The persistent hard work of the Peninsula Hospital Center’s board of directors finally paid off late last week as a deal was finalized to have Revival Home Health Care take control of the hospital and its dayto day operations.
The deal came as good news to the hospital’s more than 700 employees, many of whom live in the Rockaways, who feverishly protested the hospital’s closing in hopes of saving not only their jobs but for many, their local hospital.
The deal is pending final approval by the NYS Department of Health, but PHC’s Board of Directors have agreed to allow Revival to take over the day-to-day operations, effective immediately. The emergency room is open and ambulances are back up and running as of last Friday. They had been diverted elsewhere since August 22.
Todd Miller, who has been named Chief Restructuring Officer, spoke to The Wave this week about Revival’s newest undertaking. He will be working with the staff in place at the Hospital Center to restructure its operations both medically and financially. There is no word yet on whether Revival will retain existing CEO Robert Levine.
According to Miller, Revival is a family of health care companies which include a full service certified home health care agency, medical equipment company, ambulance care, pharmacy and a pending long-term care facility.
“We’re looking at the hospital and nursing home to round our continuum of health care for New York City,” Miller said. “We plan on maintaining Peninsula Hospital as a not-forprofit hospital; strong community hospital operating to meet the needs of the community from both a cultural and clinical perspective.”
Miller says that Revival, an Orthodox Jewish operated organization, will not make PHC a strictly religious operation.
“We’re not an Orthodox Jewish hospital,” he said. “We expect that, just as the employees here are reflective and representative of the diverse population of the Rockaways, we expect patient population to be the same.”
“This is truly a community hospital in every sense,” Miller said. “The people who provide care at Peninsula Hospital also live here and their families access this hospital for health care. The employees were not only fighting for their jobs, but access to health care as well.”
The focus right now Miller said, is to pump some fresh money into the hospital to restore its day-to-day operations and begin investing in some new programs that will lead towards the restructuring of the hospital.
“We need to get the hospital’s financial health back in order,” he said. “We need to backfill certain functions that were not being performed well enough under MediSys’ control.”
Things such as payroll, billing and collections are vital he says, to restructuring the hospital. As far as staff goes, he says it’s too early to tell if there will be any reduction or addition in staff.

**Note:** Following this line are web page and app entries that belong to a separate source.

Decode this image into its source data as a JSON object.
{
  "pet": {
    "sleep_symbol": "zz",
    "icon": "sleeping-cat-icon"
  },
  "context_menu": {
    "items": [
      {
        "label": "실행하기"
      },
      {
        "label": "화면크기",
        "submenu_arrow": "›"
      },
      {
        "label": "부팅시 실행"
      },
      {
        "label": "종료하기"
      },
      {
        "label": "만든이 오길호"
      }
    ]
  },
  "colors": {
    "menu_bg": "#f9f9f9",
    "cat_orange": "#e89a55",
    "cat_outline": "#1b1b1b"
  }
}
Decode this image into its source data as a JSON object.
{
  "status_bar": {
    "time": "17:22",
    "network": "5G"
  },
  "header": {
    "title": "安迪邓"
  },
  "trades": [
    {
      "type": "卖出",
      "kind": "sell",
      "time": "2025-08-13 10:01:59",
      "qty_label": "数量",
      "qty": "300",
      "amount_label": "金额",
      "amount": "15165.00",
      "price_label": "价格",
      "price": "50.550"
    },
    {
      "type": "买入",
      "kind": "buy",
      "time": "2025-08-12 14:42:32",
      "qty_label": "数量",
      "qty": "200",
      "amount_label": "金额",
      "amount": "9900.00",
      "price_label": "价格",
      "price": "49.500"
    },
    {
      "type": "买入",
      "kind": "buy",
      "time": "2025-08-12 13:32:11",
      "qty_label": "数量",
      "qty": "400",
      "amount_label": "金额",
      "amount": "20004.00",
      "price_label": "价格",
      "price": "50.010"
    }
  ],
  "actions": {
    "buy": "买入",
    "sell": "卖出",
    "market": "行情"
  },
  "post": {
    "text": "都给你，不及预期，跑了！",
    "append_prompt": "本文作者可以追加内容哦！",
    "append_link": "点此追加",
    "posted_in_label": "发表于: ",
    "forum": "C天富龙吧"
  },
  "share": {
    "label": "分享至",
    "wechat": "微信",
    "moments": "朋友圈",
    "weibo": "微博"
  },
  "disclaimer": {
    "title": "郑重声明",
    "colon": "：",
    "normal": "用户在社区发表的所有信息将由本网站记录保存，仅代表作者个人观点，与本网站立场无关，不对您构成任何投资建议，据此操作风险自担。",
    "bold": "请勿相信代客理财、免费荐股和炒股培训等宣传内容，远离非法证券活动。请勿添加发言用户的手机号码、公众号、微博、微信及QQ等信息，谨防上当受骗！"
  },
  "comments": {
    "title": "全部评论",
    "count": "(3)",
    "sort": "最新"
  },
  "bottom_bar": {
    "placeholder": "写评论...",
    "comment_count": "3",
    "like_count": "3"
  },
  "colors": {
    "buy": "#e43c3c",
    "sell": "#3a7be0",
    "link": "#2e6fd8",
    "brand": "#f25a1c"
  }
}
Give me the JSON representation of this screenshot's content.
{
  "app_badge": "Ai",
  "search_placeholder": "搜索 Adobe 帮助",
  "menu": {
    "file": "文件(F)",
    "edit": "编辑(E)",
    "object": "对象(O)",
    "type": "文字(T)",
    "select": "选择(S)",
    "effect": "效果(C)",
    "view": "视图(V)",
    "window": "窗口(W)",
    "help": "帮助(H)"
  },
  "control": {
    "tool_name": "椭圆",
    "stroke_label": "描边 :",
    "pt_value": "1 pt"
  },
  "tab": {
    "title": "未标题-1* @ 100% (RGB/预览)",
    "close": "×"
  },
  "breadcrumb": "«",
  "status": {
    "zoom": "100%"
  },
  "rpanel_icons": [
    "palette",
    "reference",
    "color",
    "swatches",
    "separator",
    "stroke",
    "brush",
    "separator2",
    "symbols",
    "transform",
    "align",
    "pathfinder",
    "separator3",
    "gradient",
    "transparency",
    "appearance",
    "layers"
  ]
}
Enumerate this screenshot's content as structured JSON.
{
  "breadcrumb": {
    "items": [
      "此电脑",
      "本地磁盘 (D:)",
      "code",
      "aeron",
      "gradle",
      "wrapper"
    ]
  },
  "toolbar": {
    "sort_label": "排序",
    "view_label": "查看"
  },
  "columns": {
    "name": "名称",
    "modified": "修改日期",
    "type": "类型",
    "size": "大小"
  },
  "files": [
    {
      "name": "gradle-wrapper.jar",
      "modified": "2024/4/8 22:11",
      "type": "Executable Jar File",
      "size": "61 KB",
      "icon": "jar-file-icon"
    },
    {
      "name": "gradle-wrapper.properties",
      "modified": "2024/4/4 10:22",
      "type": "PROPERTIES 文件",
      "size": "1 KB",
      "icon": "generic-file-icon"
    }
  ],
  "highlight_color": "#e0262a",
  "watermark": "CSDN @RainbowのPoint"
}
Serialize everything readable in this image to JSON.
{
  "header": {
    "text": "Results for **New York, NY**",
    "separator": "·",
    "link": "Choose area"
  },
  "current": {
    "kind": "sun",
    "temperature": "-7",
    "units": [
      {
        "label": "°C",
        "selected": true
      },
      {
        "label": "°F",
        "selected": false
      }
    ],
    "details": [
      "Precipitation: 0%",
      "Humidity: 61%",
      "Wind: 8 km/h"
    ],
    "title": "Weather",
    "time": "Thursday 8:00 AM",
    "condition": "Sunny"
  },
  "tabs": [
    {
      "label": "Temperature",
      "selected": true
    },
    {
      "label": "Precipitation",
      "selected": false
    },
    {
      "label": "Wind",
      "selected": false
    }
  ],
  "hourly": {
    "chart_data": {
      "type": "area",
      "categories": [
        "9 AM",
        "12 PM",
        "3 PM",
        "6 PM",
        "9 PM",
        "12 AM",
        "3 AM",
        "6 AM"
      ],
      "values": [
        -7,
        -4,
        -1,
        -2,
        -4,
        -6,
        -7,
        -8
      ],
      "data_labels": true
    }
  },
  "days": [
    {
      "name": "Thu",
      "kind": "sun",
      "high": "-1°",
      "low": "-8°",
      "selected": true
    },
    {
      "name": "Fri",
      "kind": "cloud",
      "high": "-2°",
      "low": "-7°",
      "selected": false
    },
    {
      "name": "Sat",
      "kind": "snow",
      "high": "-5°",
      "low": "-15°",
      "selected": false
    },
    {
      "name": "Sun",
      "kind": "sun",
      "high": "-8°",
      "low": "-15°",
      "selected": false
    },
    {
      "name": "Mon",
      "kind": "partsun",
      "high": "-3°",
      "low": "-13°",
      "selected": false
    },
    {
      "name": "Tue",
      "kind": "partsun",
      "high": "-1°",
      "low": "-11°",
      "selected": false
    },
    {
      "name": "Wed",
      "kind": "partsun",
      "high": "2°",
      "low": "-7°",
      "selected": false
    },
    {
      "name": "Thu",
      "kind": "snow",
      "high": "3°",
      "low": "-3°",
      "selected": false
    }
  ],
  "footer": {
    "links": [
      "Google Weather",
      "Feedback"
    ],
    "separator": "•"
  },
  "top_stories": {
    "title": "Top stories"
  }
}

“Our objective is to grow the hospital,” he said. “But at the same time, we want to be the best, not the biggest.”
In the interim, Revival has agreed to lend $8 million to the hospital, but wouldn’t comment yet on whether PHC will file for Chapter 11 Bankruptcy Protection. PHC’s debt is believed to be somewhere in the tens of millions.
“What we really need here is a fresh start. We will address many longstanding financial challenges for this hospital. We are very happy that Peninsula Hospital Center’s 104-year tradition of providing quality health care close to home will continue.” The agreement has received support from the New York State Department of Health and 1199 SEIU. Leah Gonzalez, spokesperson for 1199 SEIU, the union that represents PHC’s employees, says they fully support Revival’s proposal to take over the hospital.
“1199 SEIU has made every effort possible to save Peninsula Hospital from closure,” Gonzalez said this week. “We have reviewed Revival’s efforts and support their proposal. The instability of safety net hospitals is the regrettable result of continued and repeated cuts to healthcare funding. It is more important than ever that we protect vital Medicaid and Medicare funding from additional cuts at the federal level.”
The New York State Department of Health says that, based on the agreement reached last week, they decided to immediately end ambulance diversion and are currently reviewing the deal further.
“We are still in session with PHC and Revival to determine what further reviews and approvals are needed from the state,” DOH spokesperson Jeffrey Gordon said. “Ambulances are running and the emergency room is open but there is no specific time frame for the approval of the deal.”
Revival is a Brooklyn-based health care agency, whose certified Home Health Care branch was founded primarily to serve the Orthodox Jewish community. The agency was founded in 1994 by Rabbi Jacob Spitzer who wanted to find a way to serve the aging holocaust survivor population in New York. The agency has since grown to service patients of non-Orthodox Jewish faith in not only New York City but the lower counties adjacent to the city and Long Island as well.
PHC board of directors worked hard to find an investor such as Revival who was willing to undertake the large task of restructuring the failing hospital. “We’re ecstatic about Revival,” PHC board member Joe Mure said. “They seem very enthusiastic.”
Mure says the deal took a lot of hard work and admitted that at times it was stressful, but in the end it was all about keeping the hospital open, in working order and saving hundreds of jobs on the peninsula.
“We wouldn’t take no for an answer,” he said. “We’re really excited about teaming up with them.”